Increasingly, high-profile rugby competitions are being hosted on artificial turf fields. World Rugby have developed this document to assist facilities in the planning, preparation and delivery of a competition or match on artificial turf fields. It should be used for non-World Rugby tournaments as a guide but is mandatory for World Rugby run tournaments.

The intention of this document and Regulation 22 is to ensure that there is no additional risk to players when playing on artificial turf surfaces than those on good quality natural turf. There is no reason why any artificial turf field shouldn’t be able to achieve this if it has been designed to and tested to Regulation 22.

If you have any queries on the content of this document or on anything related to artificial turf please contact the Technical Services Department:




When a new surface is being installed for the event then World Rugby recommend that a Preferred Turf Producer (PTP) is engaged with to supply the artificial turf. The advantages of purchasing turf from a PTP is that there are additional safeguards and assurances provided because all PTPs are contracted to World Rugby to provide a turn-key service and continued support for their fields.


Before any artificial turf field is considered for any level of rugby, either training or match, it must comply with World Rugby Regulation 22. Only fields which have a current test report and/or Regulation 22 certificate compliant with the Regulation. The first stage of planning is to ensure compliance has been verified by a World Rugby Accredited Test Institute within the previous two years.


The field should have a complete maintenance log from the date of installation. The maintenance regime should be specific to the field and be devised in partnership with the turf manufacturer. Maintenance regimes should be designed in consideration of the usage levels of the field and the climate of the area. Not complying with maintenance requirements can in some cases invalidate the manufacturer’s warranty. In addition, if the usage levels of a field change then the maintenance regime should be adjusted to account for this, especially if it increases. It is important to ensure that usage limits specified by the manufacturer are not exceeded. Consultation with the manufacturer who designed the system is crucial.

There are two specific reasons for maintaining the field:

  1. Preserving the performance characteristics of the field to ensure that the field continues to perform in a manner which does not increase the risk to players.
  2. To ensure that the fibres are kept upright. Rugby is a sport where going to ground is an integral part of the game and so rugby players are at an increased risk of burns and abrasions from any surface. There has been an increase in the reports of burn and abrasion injuries on artificial turf in recent times and this is considered to be as a result of flat fibres which increase the surface contact area and friction between players and the surface. Brushing the field regularly will aid the fibres to regain their upright position after general use and people wearing flat-soled shoes on the surface.

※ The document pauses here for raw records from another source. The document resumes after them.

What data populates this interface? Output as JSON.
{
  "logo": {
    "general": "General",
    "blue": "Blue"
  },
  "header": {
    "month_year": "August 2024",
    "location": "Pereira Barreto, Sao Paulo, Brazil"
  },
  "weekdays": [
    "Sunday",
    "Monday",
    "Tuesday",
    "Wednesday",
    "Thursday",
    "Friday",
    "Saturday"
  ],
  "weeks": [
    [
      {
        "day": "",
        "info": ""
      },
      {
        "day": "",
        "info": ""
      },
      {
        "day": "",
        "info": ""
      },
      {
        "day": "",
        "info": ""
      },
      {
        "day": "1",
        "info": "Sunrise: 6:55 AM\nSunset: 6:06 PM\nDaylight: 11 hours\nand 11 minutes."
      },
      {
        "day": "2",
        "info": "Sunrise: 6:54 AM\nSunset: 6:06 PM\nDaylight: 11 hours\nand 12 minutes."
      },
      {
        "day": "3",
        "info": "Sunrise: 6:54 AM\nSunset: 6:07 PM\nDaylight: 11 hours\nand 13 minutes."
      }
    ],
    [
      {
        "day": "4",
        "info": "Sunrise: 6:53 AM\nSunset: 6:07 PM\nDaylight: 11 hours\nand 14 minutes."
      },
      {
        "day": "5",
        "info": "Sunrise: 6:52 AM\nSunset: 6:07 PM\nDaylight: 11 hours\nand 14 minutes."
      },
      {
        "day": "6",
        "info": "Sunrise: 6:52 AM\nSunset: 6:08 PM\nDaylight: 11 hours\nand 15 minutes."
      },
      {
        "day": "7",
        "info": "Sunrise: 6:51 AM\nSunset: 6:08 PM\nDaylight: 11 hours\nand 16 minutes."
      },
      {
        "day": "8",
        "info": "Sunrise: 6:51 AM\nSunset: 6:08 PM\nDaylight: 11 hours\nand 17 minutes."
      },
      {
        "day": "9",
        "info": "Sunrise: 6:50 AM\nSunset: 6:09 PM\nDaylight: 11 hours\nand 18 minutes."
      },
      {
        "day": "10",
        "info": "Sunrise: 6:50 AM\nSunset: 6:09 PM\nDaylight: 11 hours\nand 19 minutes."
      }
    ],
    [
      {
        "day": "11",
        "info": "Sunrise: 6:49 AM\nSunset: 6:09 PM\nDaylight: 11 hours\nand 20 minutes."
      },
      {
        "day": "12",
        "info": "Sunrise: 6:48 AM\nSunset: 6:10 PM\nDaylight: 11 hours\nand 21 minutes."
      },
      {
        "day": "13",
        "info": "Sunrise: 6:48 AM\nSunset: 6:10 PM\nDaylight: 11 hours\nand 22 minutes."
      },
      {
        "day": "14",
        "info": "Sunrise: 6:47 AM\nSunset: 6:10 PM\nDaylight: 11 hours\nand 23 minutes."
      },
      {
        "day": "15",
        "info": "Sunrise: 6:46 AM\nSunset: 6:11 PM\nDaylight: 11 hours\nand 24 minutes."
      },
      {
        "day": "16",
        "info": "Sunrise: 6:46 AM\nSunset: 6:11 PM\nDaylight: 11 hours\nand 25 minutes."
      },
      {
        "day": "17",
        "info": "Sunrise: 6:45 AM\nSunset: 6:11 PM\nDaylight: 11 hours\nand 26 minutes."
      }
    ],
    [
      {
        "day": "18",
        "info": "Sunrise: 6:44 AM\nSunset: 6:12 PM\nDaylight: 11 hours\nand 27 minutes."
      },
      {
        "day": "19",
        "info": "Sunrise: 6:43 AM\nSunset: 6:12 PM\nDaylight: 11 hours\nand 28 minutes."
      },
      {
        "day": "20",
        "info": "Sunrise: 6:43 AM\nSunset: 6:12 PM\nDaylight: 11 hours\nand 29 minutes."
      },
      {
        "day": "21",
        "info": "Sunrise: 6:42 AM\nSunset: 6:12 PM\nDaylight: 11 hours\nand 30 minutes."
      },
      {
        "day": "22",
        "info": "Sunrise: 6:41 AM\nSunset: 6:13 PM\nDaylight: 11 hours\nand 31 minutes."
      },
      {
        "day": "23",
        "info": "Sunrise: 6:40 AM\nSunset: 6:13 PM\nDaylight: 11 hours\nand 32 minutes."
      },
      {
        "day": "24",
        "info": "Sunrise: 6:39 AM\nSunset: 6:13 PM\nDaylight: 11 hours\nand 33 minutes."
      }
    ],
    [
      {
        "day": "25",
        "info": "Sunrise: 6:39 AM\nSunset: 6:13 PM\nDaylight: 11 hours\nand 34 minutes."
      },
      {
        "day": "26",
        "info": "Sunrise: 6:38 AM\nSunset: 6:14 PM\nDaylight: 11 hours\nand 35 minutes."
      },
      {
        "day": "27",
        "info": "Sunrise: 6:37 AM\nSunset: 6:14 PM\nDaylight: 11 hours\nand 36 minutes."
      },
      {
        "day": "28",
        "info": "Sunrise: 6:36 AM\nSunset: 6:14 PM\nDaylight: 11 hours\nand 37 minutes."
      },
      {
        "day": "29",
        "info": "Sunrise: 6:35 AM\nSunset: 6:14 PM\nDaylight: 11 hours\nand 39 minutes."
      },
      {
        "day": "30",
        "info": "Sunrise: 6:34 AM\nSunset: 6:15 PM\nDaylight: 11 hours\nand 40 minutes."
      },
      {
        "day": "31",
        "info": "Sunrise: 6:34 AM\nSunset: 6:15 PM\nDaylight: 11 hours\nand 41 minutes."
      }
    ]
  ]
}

Appendix One contains details of a suggested maintenance regime. This may not be suitable for all surfaces and is included as an example only.



In addition to any previous testing, we recommend that a field being used for a World Rugby event be tested at least 3 months (although 1 month is preferred) prior to the tournament and in the case of the HSBC Sevens World Series, this must be done.


Maintenance should be conducted as per the regime and note taken of any prevalent conditions that are likely to be present during the event. Planning (in consultation with manufacturers and other experts) and duplicating the maintenance regime to be used in-competition in advance will assist in identifying any concerns or issues This should ensure that the field will be in optimum condition for the entire event especially during consecutive day, multi-match tournaments.


Another factor that affects the risk of burns and abrasions is the heat of the surface. Temperatures can reach excessive levels especially where the field is exposed to direct sunlight and wind (which can increase evaporation of surface moisture) during the highest temperatures of the day. There are a number of ways to reduce the risk of excessive surface temperatures. These include:

  • Use alternative infills which have lower specific heat capacities and thus do not heat up as easily as black SBR, for example.
  • Ensure the fibres are upright and casting a shadow on the infill while not trapping the heat
  • Reduce the temperature of the surface through watering
  • Avoid playing matches at times of the day when the surface temperature is likely to be high.

Watering the surface when it is already hot will not achieve the desired cooling effects. It is recommended to water the field early in the morning when the surface is cool to create a water source within the surface that can be topped up during the day to maintain lower temperatures. This topping up should be done as frequently as possible and take into account the weather conditions likely to be encountered during the event. Planning will allow for flexibility in any watering regime especially if the weather is warm.


Maintenance and Watering

The maintenance and watering regimes should be undertaken as planned while communication with teams and organisers to identify any areas of concern that can be addressed should enable adjustment of the regime prior to the event.

Many event schedules may not allow for full maintenance and watering regimes so additional work should be completed before play starts for the day and after play ends each day.

Finally, World Rugby recognise that facilities and Unions require support in this area and have additional information available on the player welfare website. For any further information we recommend contacting your Union who can assist or expedite the query to World Rugby.

These guidelines are important to ensuring acceptance of artificial grass surfaces at the elite level. It is important that organisers implement these proposals fully for the benefit of the players and the competition.